What the task asks: Whenever a line in the material below includes "name", copy that line.
--------------------------------------------------
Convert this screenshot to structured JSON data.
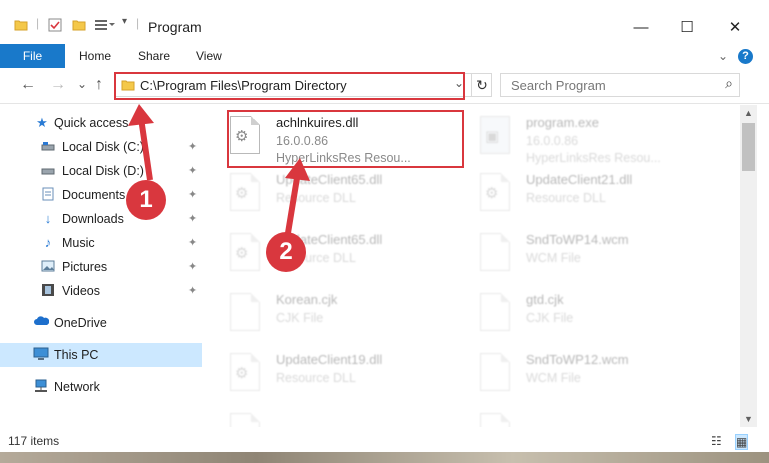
{
  "window": {
    "title": "Program",
    "minimize_label": "—",
    "maximize_label": "☐",
    "close_label": "✕"
  },
  "quick_access_icons": [
    "folder-icon",
    "properties-check-icon",
    "new-folder-icon",
    "customize-icon"
  ],
  "ribbon": {
    "file_label": "File",
    "tabs": [
      "Home",
      "Share",
      "View"
    ],
    "collapse_label": "⌄",
    "help_label": "?"
  },
  "nav": {
    "back_label": "←",
    "forward_label": "→",
    "recent_label": "⌄",
    "up_label": "↑",
    "address": "C:\\Program Files\\Program Directory",
    "address_dropdown": "⌄",
    "refresh_label": "↻",
    "search_placeholder": "Search Program",
    "search_icon": "⌕"
  },
  "sidebar": {
    "items": [
      {
        "label": "Quick access",
        "icon": "star-icon",
        "pinned": false
      },
      {
        "label": "Local Disk (C:)",
        "icon": "drive-icon",
        "pinned": true
      },
      {
        "label": "Local Disk (D:)",
        "icon": "drive-icon",
        "pinned": true
      },
      {
        "label": "Documents",
        "icon": "documents-icon",
        "pinned": true
      },
      {
        "label": "Downloads",
        "icon": "download-icon",
        "pinned": true
      },
      {
        "label": "Music",
        "icon": "music-icon",
        "pinned": true
      },
      {
        "label": "Pictures",
        "icon": "pictures-icon",
        "pinned": true
      },
      {
        "label": "Videos",
        "icon": "video-icon",
        "pinned": true
      },
      {
        "label": "OneDrive",
        "icon": "cloud-icon",
        "pinned": false
      },
      {
        "label": "This PC",
        "icon": "computer-icon",
        "pinned": false,
        "selected": true
      },
      {
        "label": "Network",
        "icon": "network-icon",
        "pinned": false
      }
    ]
  },
  "files": [
    {
      "name": "achlnkuires.dll",
      "line1": "16.0.0.86",
      "line2": "HyperLinksRes Resou...",
      "highlighted": true
    },
    {
      "name": "program.exe",
      "line1": "16.0.0.86",
      "line2": "HyperLinksRes Resou...",
      "highlighted": false
    },
    {
      "name": "UpdateClient65.dll",
      "line1": "Resource DLL",
      "line2": "",
      "highlighted": false
    },
    {
      "name": "UpdateClient21.dll",
      "line1": "Resource DLL",
      "line2": "",
      "highlighted": false
    },
    {
      "name": "UpdateClient65.dll",
      "line1": "Resource DLL",
      "line2": "",
      "highlighted": false
    },
    {
      "name": "SndToWP14.wcm",
      "line1": "WCM File",
      "line2": "",
      "highlighted": false
    },
    {
      "name": "Korean.cjk",
      "line1": "CJK File",
      "line2": "",
      "highlighted": false
    },
    {
      "name": "gtd.cjk",
      "line1": "CJK File",
      "line2": "",
      "highlighted": false
    },
    {
      "name": "UpdateClient19.dll",
      "line1": "Resource DLL",
      "line2": "",
      "highlighted": false
    },
    {
      "name": "SndToWP12.wcm",
      "line1": "WCM File",
      "line2": "",
      "highlighted": false
    }
  ],
  "status": {
    "item_count": "117 items"
  },
  "annotations": {
    "step1": "1",
    "step2": "2",
    "color": "#d9373e"
  }
}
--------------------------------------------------
Result of the exercise:
      "name": "achlnkuires.dll",
      "name": "program.exe",
      "name": "UpdateClient65.dll",
      "name": "UpdateClient21.dll",
      "name": "UpdateClient65.dll",
      "name": "SndToWP14.wcm",
      "name": "Korean.cjk",
      "name": "gtd.cjk",
      "name": "UpdateClient19.dll",
      "name": "SndToWP12.wcm",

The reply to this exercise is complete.